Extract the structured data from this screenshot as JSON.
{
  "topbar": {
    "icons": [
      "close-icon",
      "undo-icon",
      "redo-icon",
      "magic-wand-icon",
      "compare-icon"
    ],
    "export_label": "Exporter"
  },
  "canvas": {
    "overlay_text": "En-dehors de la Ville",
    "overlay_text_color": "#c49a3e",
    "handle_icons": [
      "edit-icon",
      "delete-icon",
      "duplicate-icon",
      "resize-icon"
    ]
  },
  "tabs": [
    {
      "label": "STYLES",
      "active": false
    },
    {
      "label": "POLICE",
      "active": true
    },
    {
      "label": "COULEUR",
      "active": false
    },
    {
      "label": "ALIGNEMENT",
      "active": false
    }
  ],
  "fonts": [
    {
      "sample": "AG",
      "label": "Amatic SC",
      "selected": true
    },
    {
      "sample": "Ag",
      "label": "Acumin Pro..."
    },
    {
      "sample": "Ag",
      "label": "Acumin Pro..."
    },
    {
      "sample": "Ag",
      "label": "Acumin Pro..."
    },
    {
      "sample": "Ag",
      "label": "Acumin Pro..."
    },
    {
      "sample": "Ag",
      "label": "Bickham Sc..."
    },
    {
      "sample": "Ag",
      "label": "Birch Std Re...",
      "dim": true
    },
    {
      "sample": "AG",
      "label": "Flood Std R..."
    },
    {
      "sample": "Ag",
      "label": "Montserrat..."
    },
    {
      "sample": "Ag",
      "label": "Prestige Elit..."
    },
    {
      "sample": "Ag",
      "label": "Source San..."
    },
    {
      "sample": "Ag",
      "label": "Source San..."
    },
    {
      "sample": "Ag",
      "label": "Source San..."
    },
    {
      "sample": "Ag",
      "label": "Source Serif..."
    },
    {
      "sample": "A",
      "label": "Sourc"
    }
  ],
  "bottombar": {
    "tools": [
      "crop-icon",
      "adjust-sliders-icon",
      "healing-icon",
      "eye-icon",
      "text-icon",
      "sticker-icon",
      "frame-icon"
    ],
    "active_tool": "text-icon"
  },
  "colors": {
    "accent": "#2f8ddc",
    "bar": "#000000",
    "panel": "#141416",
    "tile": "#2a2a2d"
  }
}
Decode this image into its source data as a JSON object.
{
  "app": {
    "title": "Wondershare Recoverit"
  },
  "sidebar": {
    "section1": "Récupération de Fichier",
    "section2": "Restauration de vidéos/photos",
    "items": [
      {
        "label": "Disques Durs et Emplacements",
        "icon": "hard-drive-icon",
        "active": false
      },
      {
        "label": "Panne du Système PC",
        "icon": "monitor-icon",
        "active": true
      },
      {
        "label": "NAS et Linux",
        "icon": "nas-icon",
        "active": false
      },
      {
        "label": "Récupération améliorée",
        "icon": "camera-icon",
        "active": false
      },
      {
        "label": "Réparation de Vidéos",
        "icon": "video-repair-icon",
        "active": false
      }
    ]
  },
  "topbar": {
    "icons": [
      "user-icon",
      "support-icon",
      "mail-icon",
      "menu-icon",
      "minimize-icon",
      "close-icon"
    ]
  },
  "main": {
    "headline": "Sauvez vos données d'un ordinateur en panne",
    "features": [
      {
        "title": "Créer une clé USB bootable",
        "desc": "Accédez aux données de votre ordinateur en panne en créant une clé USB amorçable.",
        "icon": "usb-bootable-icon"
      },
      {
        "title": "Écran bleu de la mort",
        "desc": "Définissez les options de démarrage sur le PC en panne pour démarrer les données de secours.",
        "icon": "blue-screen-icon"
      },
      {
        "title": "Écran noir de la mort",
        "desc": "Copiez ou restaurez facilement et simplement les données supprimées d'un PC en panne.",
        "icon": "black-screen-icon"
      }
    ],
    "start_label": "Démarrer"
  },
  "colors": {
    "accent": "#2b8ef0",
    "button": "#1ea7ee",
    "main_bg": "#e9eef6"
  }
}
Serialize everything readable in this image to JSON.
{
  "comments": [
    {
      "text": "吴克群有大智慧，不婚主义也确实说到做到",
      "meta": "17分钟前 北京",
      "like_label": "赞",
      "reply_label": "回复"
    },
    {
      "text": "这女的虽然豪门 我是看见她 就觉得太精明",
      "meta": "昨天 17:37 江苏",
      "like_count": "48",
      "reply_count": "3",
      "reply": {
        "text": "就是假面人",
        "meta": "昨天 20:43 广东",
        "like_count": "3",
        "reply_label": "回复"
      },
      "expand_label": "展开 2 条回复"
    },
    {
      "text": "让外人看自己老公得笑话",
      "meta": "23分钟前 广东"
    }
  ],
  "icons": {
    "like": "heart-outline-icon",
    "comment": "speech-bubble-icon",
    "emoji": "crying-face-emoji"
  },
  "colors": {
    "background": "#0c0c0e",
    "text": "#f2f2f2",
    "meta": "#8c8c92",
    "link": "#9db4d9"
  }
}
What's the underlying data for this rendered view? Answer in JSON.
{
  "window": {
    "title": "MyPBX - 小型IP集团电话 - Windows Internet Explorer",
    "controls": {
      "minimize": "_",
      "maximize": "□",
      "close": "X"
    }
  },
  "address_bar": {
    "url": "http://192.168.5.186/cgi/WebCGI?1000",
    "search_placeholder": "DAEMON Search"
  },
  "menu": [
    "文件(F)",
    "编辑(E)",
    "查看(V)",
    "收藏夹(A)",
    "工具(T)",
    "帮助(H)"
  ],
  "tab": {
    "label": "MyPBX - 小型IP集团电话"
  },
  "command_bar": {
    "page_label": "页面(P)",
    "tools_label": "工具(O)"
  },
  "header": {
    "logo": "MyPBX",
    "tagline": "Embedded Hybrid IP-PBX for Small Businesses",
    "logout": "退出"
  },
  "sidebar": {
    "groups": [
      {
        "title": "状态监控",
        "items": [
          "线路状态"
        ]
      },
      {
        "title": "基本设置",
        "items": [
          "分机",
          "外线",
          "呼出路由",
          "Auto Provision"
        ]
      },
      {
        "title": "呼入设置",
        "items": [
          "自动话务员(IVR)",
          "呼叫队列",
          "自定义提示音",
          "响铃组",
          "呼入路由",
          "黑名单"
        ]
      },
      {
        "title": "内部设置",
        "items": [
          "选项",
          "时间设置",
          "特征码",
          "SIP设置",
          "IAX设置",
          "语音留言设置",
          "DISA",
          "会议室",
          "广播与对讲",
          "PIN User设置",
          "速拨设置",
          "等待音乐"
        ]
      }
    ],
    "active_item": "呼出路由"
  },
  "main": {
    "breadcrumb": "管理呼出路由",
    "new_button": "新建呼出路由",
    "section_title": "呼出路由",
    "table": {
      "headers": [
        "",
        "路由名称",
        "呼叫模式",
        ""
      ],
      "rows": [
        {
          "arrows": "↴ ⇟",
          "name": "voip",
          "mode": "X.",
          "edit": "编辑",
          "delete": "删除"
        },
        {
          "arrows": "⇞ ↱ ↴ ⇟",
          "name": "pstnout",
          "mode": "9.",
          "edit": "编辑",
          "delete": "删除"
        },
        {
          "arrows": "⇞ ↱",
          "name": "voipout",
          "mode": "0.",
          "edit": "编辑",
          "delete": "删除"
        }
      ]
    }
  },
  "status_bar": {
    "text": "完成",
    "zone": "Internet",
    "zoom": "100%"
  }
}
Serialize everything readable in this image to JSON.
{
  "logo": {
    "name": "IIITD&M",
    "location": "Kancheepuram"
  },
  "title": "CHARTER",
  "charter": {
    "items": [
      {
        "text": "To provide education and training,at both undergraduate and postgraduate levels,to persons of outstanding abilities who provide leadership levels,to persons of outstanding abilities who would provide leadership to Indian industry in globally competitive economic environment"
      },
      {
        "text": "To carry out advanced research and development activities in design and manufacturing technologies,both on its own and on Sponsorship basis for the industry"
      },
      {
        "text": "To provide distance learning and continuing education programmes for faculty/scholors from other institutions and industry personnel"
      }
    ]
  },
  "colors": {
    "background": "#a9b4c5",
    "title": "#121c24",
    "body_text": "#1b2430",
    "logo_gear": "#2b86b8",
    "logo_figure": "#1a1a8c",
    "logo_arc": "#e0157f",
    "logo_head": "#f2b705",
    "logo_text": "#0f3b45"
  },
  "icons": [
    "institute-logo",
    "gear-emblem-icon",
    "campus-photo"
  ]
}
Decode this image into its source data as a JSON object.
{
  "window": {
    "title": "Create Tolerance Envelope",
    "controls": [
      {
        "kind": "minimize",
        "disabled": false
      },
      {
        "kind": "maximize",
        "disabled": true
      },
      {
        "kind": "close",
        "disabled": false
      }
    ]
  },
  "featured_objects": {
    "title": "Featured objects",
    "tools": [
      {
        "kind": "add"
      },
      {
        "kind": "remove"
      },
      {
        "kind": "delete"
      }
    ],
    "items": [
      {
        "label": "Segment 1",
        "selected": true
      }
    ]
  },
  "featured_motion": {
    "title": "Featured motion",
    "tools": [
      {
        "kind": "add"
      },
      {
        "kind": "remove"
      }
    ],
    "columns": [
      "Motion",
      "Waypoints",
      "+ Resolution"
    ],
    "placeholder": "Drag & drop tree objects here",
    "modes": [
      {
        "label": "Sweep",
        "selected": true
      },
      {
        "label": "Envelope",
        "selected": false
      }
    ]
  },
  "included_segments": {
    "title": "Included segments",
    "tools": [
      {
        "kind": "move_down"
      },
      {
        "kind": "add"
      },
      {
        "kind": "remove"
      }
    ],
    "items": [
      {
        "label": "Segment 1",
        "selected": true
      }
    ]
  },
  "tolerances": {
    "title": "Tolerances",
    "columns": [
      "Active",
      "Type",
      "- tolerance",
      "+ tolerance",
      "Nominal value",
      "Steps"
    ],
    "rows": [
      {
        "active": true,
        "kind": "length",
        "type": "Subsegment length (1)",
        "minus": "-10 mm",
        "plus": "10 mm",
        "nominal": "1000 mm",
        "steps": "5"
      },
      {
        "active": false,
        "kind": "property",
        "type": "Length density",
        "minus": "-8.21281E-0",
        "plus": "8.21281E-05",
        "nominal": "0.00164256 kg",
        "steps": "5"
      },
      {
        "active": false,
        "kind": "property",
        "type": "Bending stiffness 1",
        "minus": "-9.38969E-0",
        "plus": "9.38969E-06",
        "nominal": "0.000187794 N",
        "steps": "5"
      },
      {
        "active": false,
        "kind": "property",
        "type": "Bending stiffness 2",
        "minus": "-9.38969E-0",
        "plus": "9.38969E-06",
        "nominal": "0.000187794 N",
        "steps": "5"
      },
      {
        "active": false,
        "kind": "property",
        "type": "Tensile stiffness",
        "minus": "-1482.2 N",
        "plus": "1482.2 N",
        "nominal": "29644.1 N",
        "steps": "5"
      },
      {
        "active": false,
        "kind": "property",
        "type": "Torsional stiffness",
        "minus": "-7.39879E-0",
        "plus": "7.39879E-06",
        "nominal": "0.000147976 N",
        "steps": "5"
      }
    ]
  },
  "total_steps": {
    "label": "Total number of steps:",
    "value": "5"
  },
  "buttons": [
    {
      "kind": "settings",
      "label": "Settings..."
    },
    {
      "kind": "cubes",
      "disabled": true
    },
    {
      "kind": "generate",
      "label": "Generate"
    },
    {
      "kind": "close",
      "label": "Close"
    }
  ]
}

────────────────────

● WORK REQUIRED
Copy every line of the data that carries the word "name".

● TASK ANSWER
          "name": "voip",
          "name": "pstnout",
          "name": "voipout",
    "name": "IIITD&M",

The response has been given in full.